● **Excerpts from an interface dataset**:
[Start of Attachment]

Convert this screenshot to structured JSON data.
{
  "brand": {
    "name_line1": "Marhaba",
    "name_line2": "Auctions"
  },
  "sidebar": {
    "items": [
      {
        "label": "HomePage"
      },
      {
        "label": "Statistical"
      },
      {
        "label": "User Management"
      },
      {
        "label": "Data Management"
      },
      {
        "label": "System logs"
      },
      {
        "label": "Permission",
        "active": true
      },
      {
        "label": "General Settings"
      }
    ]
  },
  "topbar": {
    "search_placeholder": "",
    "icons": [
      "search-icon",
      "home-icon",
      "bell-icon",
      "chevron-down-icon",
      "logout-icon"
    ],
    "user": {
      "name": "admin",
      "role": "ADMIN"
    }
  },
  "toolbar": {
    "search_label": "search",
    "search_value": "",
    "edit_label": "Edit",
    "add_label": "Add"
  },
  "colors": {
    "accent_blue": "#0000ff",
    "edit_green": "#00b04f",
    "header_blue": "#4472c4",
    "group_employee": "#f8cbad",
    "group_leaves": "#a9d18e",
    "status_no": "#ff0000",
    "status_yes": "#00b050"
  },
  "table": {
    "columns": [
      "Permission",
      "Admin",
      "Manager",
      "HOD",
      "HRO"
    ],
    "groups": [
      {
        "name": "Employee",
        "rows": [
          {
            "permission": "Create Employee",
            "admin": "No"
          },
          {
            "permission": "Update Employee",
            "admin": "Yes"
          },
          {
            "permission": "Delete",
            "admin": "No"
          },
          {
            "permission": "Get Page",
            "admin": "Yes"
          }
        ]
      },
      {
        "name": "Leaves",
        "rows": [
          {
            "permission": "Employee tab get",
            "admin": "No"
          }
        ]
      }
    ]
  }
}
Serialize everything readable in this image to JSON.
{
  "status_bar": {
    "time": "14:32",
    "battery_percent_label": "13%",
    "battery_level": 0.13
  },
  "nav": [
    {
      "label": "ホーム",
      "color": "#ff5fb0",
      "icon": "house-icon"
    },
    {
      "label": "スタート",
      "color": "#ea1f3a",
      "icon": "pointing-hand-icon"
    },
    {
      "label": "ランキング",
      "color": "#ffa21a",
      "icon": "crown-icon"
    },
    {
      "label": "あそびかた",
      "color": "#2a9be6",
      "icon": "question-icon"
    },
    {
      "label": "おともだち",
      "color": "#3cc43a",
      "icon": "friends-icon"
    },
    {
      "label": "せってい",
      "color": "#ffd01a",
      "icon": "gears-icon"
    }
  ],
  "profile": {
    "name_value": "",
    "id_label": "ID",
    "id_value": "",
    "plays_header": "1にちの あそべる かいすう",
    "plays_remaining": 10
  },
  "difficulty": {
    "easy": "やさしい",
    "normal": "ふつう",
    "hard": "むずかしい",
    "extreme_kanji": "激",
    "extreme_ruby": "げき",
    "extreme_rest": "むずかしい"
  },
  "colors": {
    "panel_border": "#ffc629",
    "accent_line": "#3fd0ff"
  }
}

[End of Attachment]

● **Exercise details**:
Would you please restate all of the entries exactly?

● **Solution**:
Convert this screenshot to structured JSON data.
{
  "brand": {
    "name_line1": "Marhaba",
    "name_line2": "Auctions"
  },
  "sidebar": {
    "items": [
      {
        "label": "HomePage"
      },
      {
        "label": "Statistical"
      },
      {
        "label": "User Management"
      },
      {
        "label": "Data Management"
      },
      {
        "label": "System logs"
      },
      {
        "label": "Permission",
        "active": true
      },
      {
        "label": "General Settings"
      }
    ]
  },
  "topbar": {
    "search_placeholder": "",
    "icons": [
      "search-icon",
      "home-icon",
      "bell-icon",
      "chevron-down-icon",
      "logout-icon"
    ],
    "user": {
      "name": "admin",
      "role": "ADMIN"
    }
  },
  "toolbar": {
    "search_label": "search",
    "search_value": "",
    "edit_label": "Edit",
    "add_label": "Add"
  },
  "colors": {
    "accent_blue": "#0000ff",
    "edit_green": "#00b04f",
    "header_blue": "#4472c4",
    "group_employee": "#f8cbad",
    "group_leaves": "#a9d18e",
    "status_no": "#ff0000",
    "status_yes": "#00b050"
  },
  "table": {
    "columns": [
      "Permission",
      "Admin",
      "Manager",
      "HOD",
      "HRO"
    ],
    "groups": [
      {
        "name": "Employee",
        "rows": [
          {
            "permission": "Create Employee",
            "admin": "No"
          },
          {
            "permission": "Update Employee",
            "admin": "Yes"
          },
          {
            "permission": "Delete",
            "admin": "No"
          },
          {
            "permission": "Get Page",
            "admin": "Yes"
          }
        ]
      },
      {
        "name": "Leaves",
        "rows": [
          {
            "permission": "Employee tab get",
            "admin": "No"
          }
        ]
      }
    ]
  }
}
Serialize everything readable in this image to JSON.
{
  "status_bar": {
    "time": "14:32",
    "battery_percent_label": "13%",
    "battery_level": 0.13
  },
  "nav": [
    {
      "label": "ホーム",
      "color": "#ff5fb0",
      "icon": "house-icon"
    },
    {
      "label": "スタート",
      "color": "#ea1f3a",
      "icon": "pointing-hand-icon"
    },
    {
      "label": "ランキング",
      "color": "#ffa21a",
      "icon": "crown-icon"
    },
    {
      "label": "あそびかた",
      "color": "#2a9be6",
      "icon": "question-icon"
    },
    {
      "label": "おともだち",
      "color": "#3cc43a",
      "icon": "friends-icon"
    },
    {
      "label": "せってい",
      "color": "#ffd01a",
      "icon": "gears-icon"
    }
  ],
  "profile": {
    "name_value": "",
    "id_label": "ID",
    "id_value": "",
    "plays_header": "1にちの あそべる かいすう",
    "plays_remaining": 10
  },
  "difficulty": {
    "easy": "やさしい",
    "normal": "ふつう",
    "hard": "むずかしい",
    "extreme_kanji": "激",
    "extreme_ruby": "げき",
    "extreme_rest": "むずかしい"
  },
  "colors": {
    "panel_border": "#ffc629",
    "accent_line": "#3fd0ff"
  }
}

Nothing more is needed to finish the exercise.